▶ _About this task_:
Every line containing "natoque" should be identified and copied from the data below.

_ _ _

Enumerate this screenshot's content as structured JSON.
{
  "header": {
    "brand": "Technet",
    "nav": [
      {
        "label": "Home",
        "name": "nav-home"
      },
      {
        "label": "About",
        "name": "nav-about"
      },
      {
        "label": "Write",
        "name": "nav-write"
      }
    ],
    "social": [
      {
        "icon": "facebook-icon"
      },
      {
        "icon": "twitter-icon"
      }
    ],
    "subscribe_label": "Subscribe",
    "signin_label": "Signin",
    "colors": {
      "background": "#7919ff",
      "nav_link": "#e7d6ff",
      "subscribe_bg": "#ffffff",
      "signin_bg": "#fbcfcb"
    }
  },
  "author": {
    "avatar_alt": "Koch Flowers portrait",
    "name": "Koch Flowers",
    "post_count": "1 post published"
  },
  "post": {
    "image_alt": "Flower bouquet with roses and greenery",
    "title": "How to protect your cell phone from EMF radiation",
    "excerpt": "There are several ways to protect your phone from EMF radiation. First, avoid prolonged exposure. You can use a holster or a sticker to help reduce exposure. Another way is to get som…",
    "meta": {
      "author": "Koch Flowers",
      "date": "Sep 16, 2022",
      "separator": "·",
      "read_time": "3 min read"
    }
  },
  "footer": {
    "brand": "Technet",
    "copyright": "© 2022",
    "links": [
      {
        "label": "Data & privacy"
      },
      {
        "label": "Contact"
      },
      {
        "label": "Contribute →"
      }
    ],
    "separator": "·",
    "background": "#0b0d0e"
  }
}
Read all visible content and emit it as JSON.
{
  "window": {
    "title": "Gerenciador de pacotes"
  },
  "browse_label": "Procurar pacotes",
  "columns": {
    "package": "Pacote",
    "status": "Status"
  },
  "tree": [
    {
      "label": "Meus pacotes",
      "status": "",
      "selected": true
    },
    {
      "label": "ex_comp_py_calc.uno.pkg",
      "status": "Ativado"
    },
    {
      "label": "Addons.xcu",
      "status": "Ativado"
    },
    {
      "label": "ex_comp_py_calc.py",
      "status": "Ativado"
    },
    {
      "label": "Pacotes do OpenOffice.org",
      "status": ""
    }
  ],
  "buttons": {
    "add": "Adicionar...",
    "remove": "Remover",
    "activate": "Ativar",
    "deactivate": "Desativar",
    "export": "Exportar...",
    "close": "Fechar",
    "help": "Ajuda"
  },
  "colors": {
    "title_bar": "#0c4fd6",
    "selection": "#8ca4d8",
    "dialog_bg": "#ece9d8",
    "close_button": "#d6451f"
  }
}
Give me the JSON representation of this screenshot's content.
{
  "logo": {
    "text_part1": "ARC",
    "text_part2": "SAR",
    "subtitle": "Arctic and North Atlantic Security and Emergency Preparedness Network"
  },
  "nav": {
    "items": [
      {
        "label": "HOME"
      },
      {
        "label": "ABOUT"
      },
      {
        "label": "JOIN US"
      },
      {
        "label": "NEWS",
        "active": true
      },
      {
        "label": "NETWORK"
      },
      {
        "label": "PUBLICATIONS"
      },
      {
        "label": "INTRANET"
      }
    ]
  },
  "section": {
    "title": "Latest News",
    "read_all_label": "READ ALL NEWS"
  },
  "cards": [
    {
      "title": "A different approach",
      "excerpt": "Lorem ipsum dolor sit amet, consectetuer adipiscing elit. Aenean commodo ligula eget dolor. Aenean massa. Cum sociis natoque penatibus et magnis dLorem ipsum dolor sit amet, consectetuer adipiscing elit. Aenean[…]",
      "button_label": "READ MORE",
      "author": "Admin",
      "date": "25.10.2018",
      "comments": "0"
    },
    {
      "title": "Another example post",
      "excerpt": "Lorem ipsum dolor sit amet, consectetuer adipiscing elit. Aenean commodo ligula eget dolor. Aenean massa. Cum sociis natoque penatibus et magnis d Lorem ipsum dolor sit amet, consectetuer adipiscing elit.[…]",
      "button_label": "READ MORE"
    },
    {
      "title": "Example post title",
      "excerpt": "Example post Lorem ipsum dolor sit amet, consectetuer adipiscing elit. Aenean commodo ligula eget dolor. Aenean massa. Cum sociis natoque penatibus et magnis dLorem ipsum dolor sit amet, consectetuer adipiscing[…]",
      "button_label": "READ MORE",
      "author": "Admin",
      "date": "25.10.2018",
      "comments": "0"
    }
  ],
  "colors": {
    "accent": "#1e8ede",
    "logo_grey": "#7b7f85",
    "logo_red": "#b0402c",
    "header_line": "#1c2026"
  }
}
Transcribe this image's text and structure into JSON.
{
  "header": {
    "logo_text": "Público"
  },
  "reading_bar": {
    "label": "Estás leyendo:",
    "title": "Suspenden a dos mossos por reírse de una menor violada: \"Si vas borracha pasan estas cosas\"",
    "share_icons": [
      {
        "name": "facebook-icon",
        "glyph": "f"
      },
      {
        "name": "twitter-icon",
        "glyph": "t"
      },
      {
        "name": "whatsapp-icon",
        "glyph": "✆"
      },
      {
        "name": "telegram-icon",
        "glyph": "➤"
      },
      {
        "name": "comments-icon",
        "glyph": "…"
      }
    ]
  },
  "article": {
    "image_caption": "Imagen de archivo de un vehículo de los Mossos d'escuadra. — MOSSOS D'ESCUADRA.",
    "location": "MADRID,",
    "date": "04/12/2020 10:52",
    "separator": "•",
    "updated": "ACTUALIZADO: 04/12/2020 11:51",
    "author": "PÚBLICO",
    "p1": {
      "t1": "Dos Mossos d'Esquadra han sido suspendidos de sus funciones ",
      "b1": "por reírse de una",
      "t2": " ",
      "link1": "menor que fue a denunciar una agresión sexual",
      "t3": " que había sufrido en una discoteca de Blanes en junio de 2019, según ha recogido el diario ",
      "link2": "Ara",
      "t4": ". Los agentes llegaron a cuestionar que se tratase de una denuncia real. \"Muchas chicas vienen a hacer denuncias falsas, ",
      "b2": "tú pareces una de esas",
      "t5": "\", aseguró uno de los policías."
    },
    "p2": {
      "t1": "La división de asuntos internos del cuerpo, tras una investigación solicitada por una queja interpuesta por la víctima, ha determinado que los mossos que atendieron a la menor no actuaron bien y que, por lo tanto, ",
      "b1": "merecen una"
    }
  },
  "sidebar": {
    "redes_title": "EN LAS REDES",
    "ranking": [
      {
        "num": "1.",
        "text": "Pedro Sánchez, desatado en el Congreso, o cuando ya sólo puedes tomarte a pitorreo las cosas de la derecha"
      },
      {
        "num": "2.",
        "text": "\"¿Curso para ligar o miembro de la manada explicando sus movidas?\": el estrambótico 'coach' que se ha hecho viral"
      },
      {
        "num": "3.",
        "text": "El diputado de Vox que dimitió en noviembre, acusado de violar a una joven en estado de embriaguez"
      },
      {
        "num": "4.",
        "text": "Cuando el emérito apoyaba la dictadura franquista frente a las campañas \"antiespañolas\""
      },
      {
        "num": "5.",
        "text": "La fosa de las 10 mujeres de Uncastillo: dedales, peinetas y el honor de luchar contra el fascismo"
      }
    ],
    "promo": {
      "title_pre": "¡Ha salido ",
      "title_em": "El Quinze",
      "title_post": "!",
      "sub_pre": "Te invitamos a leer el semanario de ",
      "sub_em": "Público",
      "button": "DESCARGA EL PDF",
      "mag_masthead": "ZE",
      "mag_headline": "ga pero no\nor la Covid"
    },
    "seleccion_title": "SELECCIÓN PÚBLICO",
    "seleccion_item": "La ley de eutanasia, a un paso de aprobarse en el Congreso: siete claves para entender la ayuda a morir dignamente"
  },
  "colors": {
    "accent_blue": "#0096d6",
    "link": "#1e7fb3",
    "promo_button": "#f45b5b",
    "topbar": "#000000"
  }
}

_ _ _

▶ _Problem solution_:
      "excerpt": "Lorem ipsum dolor sit amet, consectetuer adipiscing elit. Aenean commodo ligula eget dolor. Aenean massa. Cum sociis natoque penatibus et magnis dLorem ipsum dolor sit amet, consectetuer adipiscing elit. Aenean[…]",
      "excerpt": "Lorem ipsum dolor sit amet, consectetuer adipiscing elit. Aenean commodo ligula eget dolor. Aenean massa. Cum sociis natoque penatibus et magnis d Lorem ipsum dolor sit amet, consectetuer adipiscing elit.[…]",
      "excerpt": "Example post Lorem ipsum dolor sit amet, consectetuer adipiscing elit. Aenean commodo ligula eget dolor. Aenean massa. Cum sociis natoque penatibus et magnis dLorem ipsum dolor sit amet, consectetuer adipiscing[…]",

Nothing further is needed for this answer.